(Reuters) – Hundreds of travelers who boarded a cruise liner for Hawaii last month in sandals and sunglasses trudged off the coronavirus-stricken ship in face masks at the Port of Oakland, California, on Tuesday, headed to quarantine sites around the country.
The tightly controlled disembarkation began on Monday, hours after the cruise ship Grand Princess arrived at a specially secured terminal across San Francisco Bay from its home port amid cheers from weary passengers who had spent days at sea confined to their staterooms.
As of Tuesday evening, according to the cruise line, more than 1,400 passengers had left the ship. They were seen filing down a gangway wearing surgical masks, escorted to chartered buses by personnel dressed in full protective gear.
Addressing a news conference on Tuesday in Sacramento, the state capital, Governor Gavin Newsom said he hoped to finish getting all 2,400 some passengers off the ship within 72 hours.
Plans originally called for the 1,100 crew members, except those requiring immediate medical care, to remain aboard the Grand Princess when it leaves port for a two-week quarantine period at sea.
But Newsom told reporters that some crew members, many from the Philippines, may end up repatriated to their home countries instead.
Among the first people off the ship were 26 U.S. residents taken by ambulance to hospitals around the region, including two passengers diagnosed with coronavirus during on-board testing last week that also found 19 crew members infected, Newsom said.
Princess Cruises, the ship’s owner-operator, said those crew members were deemed asymptomatic and confined to their individual cabins.
QUARANTINE AT BASES
All remaining U.S. passengers will be tested once they reach quarantine housing at one of four military bases – two in California and one each in Texas and Georgia.
A group of 232 Canadians, the biggest cohort of non-U.S. passengers, were repatriated on Monday, Newsom said.
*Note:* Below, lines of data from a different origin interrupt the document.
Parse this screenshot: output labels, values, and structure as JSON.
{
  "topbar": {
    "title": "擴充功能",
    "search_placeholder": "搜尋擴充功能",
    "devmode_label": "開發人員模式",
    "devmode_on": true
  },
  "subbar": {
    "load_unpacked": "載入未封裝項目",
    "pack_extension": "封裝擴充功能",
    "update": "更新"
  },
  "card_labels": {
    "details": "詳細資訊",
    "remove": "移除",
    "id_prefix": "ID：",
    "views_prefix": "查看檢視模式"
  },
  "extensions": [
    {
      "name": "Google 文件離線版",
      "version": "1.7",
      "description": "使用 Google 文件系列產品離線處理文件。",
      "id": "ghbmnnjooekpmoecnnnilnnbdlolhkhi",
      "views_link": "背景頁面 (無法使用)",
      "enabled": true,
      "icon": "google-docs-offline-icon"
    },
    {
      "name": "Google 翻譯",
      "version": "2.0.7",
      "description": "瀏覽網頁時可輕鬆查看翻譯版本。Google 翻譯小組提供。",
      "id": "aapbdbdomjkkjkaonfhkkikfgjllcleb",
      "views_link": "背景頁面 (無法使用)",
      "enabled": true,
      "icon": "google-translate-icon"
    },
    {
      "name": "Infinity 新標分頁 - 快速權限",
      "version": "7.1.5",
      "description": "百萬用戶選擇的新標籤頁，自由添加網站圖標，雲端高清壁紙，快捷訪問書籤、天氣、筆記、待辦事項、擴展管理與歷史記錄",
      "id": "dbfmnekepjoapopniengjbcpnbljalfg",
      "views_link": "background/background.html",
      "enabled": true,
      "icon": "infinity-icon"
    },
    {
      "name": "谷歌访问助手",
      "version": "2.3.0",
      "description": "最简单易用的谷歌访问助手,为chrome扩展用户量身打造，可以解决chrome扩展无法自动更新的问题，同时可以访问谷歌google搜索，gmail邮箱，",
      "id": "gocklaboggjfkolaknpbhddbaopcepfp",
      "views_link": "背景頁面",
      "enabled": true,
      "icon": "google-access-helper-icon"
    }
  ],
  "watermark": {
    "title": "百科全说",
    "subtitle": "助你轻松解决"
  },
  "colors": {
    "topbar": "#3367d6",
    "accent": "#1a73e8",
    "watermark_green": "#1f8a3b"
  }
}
The Grand Princess was denied entry to San Francisco Bay last Wednesday en route back from Hawaii as authorities learned some passengers and crew had developed flu-like symptoms, and that patrons from an earlier cruise to Mexico aboard the same ship had tested positive for coronavirus. Since then, at least 12 cases have been linked to the previous Mexico trip.
Diagnostic kits were flown to the ocean liner by helicopter on Thursday to test those who were ill. The 21 positive test results on Friday constituted one of the largest clusters of cases documented in the United States.
But it took authorities until Sunday to decide on a return-to-port strategy and quarantine plan for the ship.
Princess Cruises also owns the Diamond Princess, which was quarantined off Japan in February. About 700 people aboard that ship became infected, and six have died, in a crisis that experts said was mishandled by Japanese bureaucrats.
Newsom, echoing advice from public health experts, said elderly people and individuals with chronic health problems – two groups most vulnerable to serious illness if infected by coronavirus – should stay off cruise ships.
Princess, a unit a world-leading cruise operator Carnival Corp (CCL.N), said on Monday that passengers of the ill-fated voyage to Hawaii would receive a refund for all costs related to the trip and a credit toward a future cruise.
At least one couple aboard the Grand Princess sued the company even before reaching dry land, seeking over $1 million in damages for emotional trauma they said they suffered during the ordeal.
Reporting by Steve Gorman; Editing by Bill Tarrant, Leslie Adler and Lincoln Feast.
View original article here Source